◆ TASK GOAL ◆
In your copy, include every entry exactly as written but no pictures.

[Opening SOURCE DATA section]

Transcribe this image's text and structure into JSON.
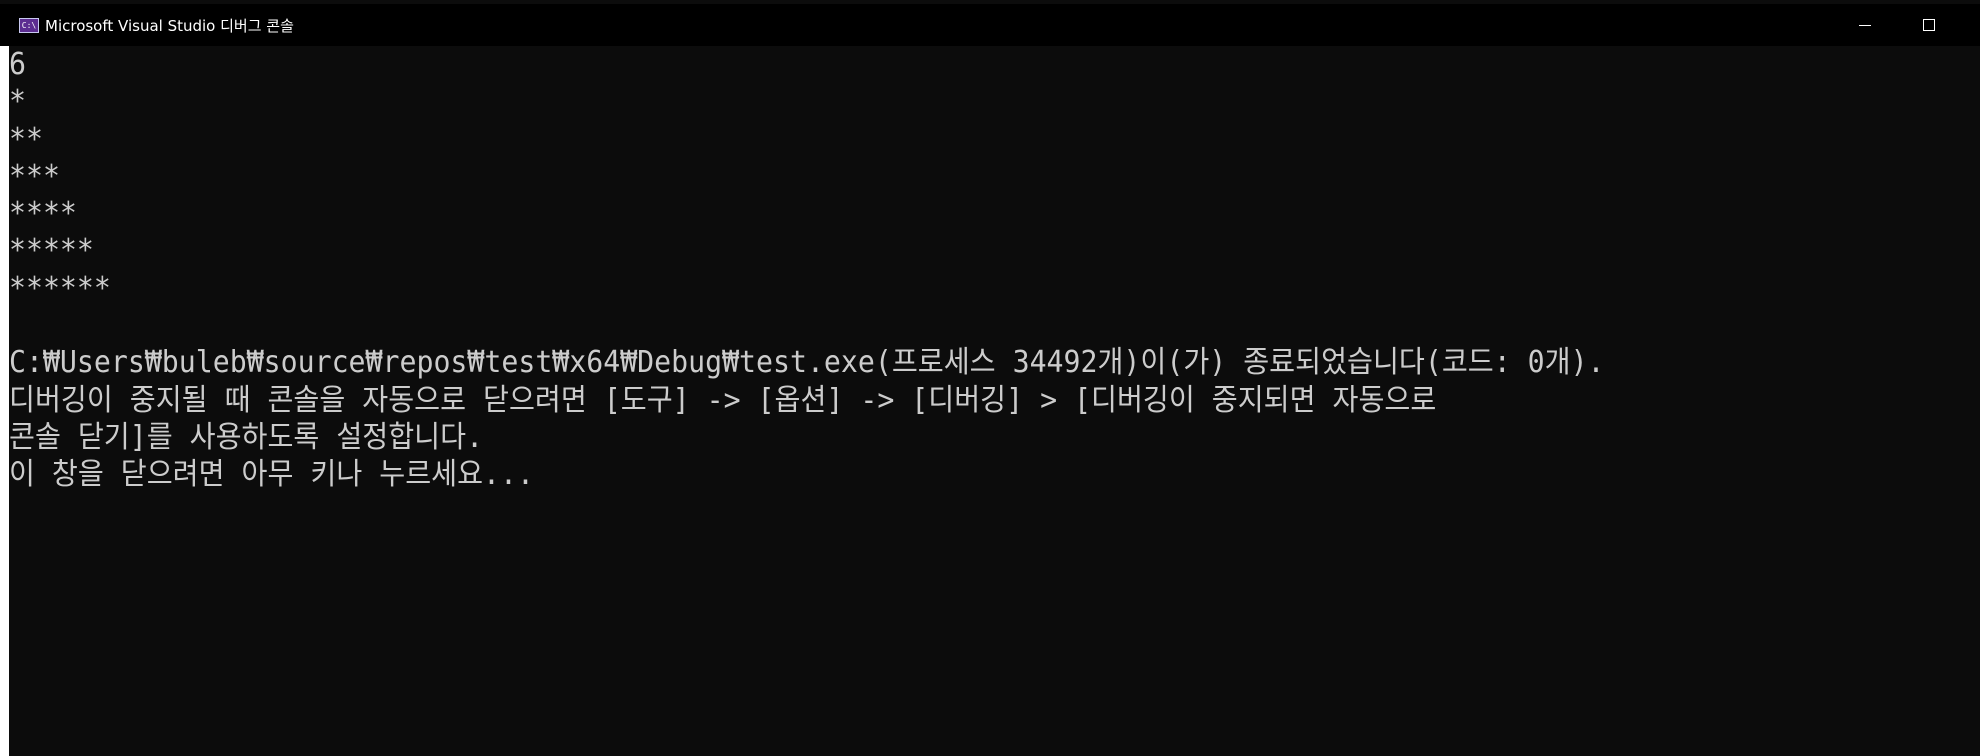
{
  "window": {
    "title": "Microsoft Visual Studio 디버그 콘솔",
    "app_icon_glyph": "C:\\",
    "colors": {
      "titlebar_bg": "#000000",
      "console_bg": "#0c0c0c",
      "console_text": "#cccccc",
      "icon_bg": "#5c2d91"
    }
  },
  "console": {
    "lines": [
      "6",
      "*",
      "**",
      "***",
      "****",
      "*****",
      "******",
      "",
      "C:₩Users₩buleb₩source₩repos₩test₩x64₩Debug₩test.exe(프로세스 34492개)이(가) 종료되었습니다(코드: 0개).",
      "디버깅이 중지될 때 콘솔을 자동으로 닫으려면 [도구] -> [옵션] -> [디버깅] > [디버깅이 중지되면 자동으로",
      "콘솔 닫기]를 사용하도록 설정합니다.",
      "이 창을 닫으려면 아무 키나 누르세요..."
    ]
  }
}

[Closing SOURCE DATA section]

◆ RESPONSE TO THE EXERCISE ◆
Transcribe this image's text and structure into JSON.
{
  "window": {
    "title": "Microsoft Visual Studio 디버그 콘솔",
    "app_icon_glyph": "C:\\",
    "colors": {
      "titlebar_bg": "#000000",
      "console_bg": "#0c0c0c",
      "console_text": "#cccccc",
      "icon_bg": "#5c2d91"
    }
  },
  "console": {
    "lines": [
      "6",
      "*",
      "**",
      "***",
      "****",
      "*****",
      "******",
      "",
      "C:₩Users₩buleb₩source₩repos₩test₩x64₩Debug₩test.exe(프로세스 34492개)이(가) 종료되었습니다(코드: 0개).",
      "디버깅이 중지될 때 콘솔을 자동으로 닫으려면 [도구] -> [옵션] -> [디버깅] > [디버깅이 중지되면 자동으로",
      "콘솔 닫기]를 사용하도록 설정합니다.",
      "이 창을 닫으려면 아무 키나 누르세요..."
    ]
  }
}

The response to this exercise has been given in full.